“They acted rapidly; they acted with a component that permitted persistent fixing of that convention. It’s a vital layout for how you can make things work.”
Despite the achievement of the Montreal Protocol, there have been misfortunes. It was found that hydrofluorocarbons (HFCs), created as options in contrast to ozone-draining synthetic substances, were intense ozone-harming substances.
What’s more, there was a strange spike in CFCs followed to China. Both prompted further activity. And keeping in mind that the ozone opening is “headed for recuperation”, ozone-exhausting synthetics stay in the air for quite a while, which means the fix is a long, slow cycle.
The 1920s to 2020s: Leaded petroleum
For quite a long time we utilized leaded petroleum as fuel – as organizations added lead added substances to assist petroleum with consuming all the more effectively. Leaded petroleum discharges lead particles into vehicle depletes that can be taken in, causing an assortment of medical issues, including coronary failures, strokes, and weakened mental improvement in kids.
After a long fight between researchers, administrative specialists, and industry, an agreement around the wellbeing chances arose, and rich countries prohibited leaded petroleum from the 1980s onwards.
Use in emerging nations waited on, nonetheless, inferable from the fuel being less expensive to deliver than unleaded petroleum. Following a long mission by NGOs, industry gatherings, and legislatures, under the umbrella of the United Nations Environment Program (UNEP), the last drop of leaded petroleum was siphoned into a vehicle’s tank just months prior.
And keeping in mind that the world has formally annihilated leaded fuel, lead contamination waits on in the climate in residue and soil, where it can persevere for quite a while.
Examples of environmental change?
With environmental change overwhelming the news plan, we hear next to no these days about any semblance of the ozone opening. However, there are matches between these emergencies and the great one that is environmental change.
For quite a while, the corrosive downpour was a wellspring of the global struggle, with some denying its actual presence and the petroleum derivative industry set in opposition to preservationists. Does that sound natural?
As per Prof Smol, the discussions and conversations over corrosive downpour were preparing for the more complicated issues of environmental change. “The main illustration I learned was that we needed to adequately impart the aftereffects of our examinations, to different researchers as well as to policymakers and people in general everywhere,” he says.
“In case there is a data vacuum, it will be quickly filled by personal stake gatherings.”

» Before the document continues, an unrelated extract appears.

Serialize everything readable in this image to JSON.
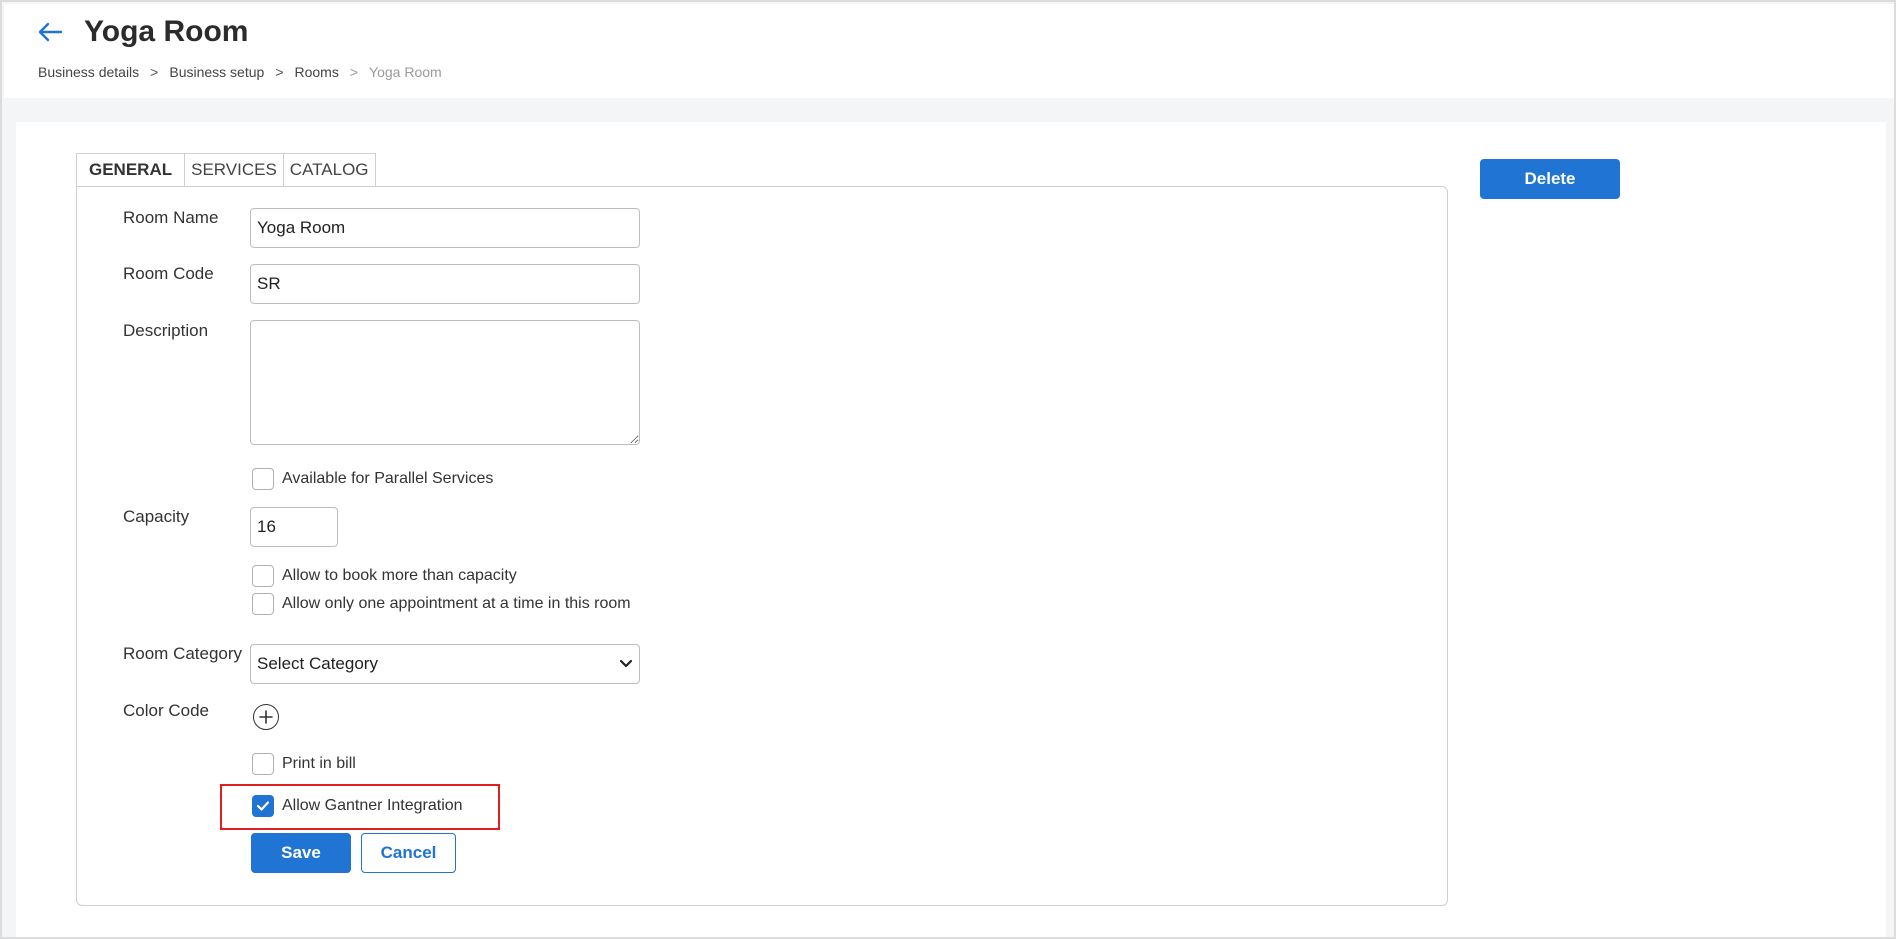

Prof Smol says the circumstance is considerably more convoluted today, with the development of web-based media and the spread of falsehood.
With regards to the worldwide push to take out leaded fuel, Rob de Jong, on top of UNEP’s reasonable portability unit, says a key illustration was the worth of a fit methodology. “The entire leaded petroleum crusade vigorously put resources into public mindfulness, intensely put resources into social and local area activity, intensely put resources into zeroing in on the effect this has on kids.”

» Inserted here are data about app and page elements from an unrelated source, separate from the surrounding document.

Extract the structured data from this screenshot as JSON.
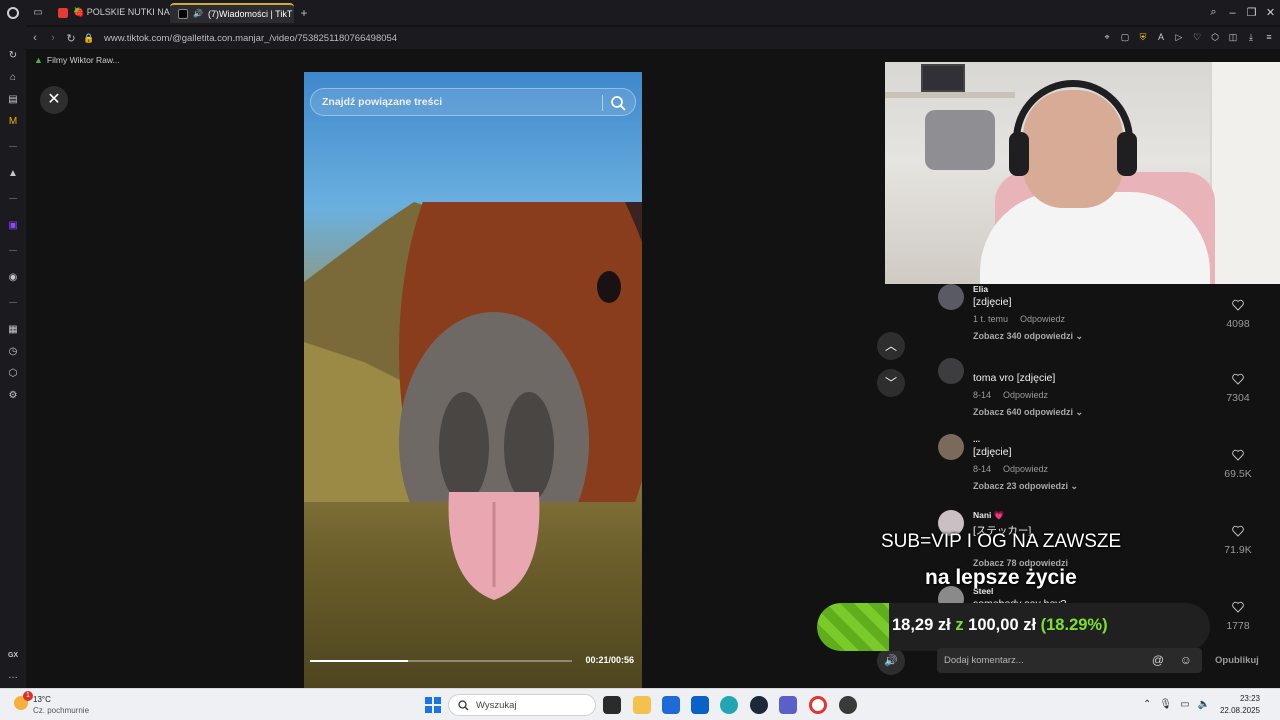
{
  "browser": {
    "tabs": [
      {
        "label": "🍓 POLSKIE NUTKI NA",
        "active": false
      },
      {
        "label": "(7)Wiadomości | TikT",
        "active": true
      }
    ],
    "new_tab": "+",
    "url": "www.tiktok.com/@galletita.con.manjar_/video/7538251180766498054",
    "bookmark": "Filmy Wiktor Raw..."
  },
  "video": {
    "search_placeholder": "Znajdź powiązane treści",
    "time": "00:21/00:56",
    "progress": 0.375
  },
  "comments": [
    {
      "user": "Elia",
      "text": "[zdjęcie]",
      "time": "1 t. temu",
      "reply": "Odpowiedz",
      "replies": "Zobacz 340 odpowiedzi",
      "likes": "4098"
    },
    {
      "user": "",
      "text": "toma vro [zdjęcie]",
      "time": "8-14",
      "reply": "Odpowiedz",
      "replies": "Zobacz 640 odpowiedzi",
      "likes": "7304"
    },
    {
      "user": "...",
      "text": "[zdjęcie]",
      "time": "8-14",
      "reply": "Odpowiedz",
      "replies": "Zobacz 23 odpowiedzi",
      "likes": "69.5K"
    },
    {
      "user": "Nani 💗",
      "text": "[ステッカー]",
      "time": "",
      "reply": "",
      "replies": "Zobacz 78 odpowiedzi",
      "likes": "71.9K"
    },
    {
      "user": "Steel",
      "text": "somebody say hey?",
      "time": "",
      "reply": "",
      "replies": "",
      "likes": "1778"
    }
  ],
  "comment_input": {
    "placeholder": "Dodaj komentarz...",
    "publish": "Opublikuj"
  },
  "overlay": {
    "sub_text": "SUB=VIP I OG  NA ZAWSZE",
    "better_text": "na lepsze życie",
    "donation": {
      "current": "18,29 zł",
      "sep": "z",
      "goal": "100,00 zł",
      "percent": "(18.29%)",
      "fraction": 0.1829
    }
  },
  "taskbar": {
    "weather_temp": "13°C",
    "weather_cond": "Cz. pochmurnie",
    "weather_badge": "1",
    "search": "Wyszukaj",
    "time": "23:23",
    "date": "22.08.2025"
  }
}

Also, the means taken by the global-local area to lessen ozone-draining synthetic compounds show – on a more limited size – the sort of co-activity that will be expected to handle the warming scene.
“The environmental change issue is considerably more convoluted to take care of than the ozone issue since we don’t have quick options in contrast to petroleum derivatives in the way that we had options in contrast to CFCs,” says Dr. Jones. “In any case, that is not a justification behind not accomplishing something – the issue is too significant, it’s too large and they need to continue ahead with it.
“At the point when industry and state-run administrations have met up in the past they have tackled a worldwide undermining natural issue – presently they need to show they can rehash it.”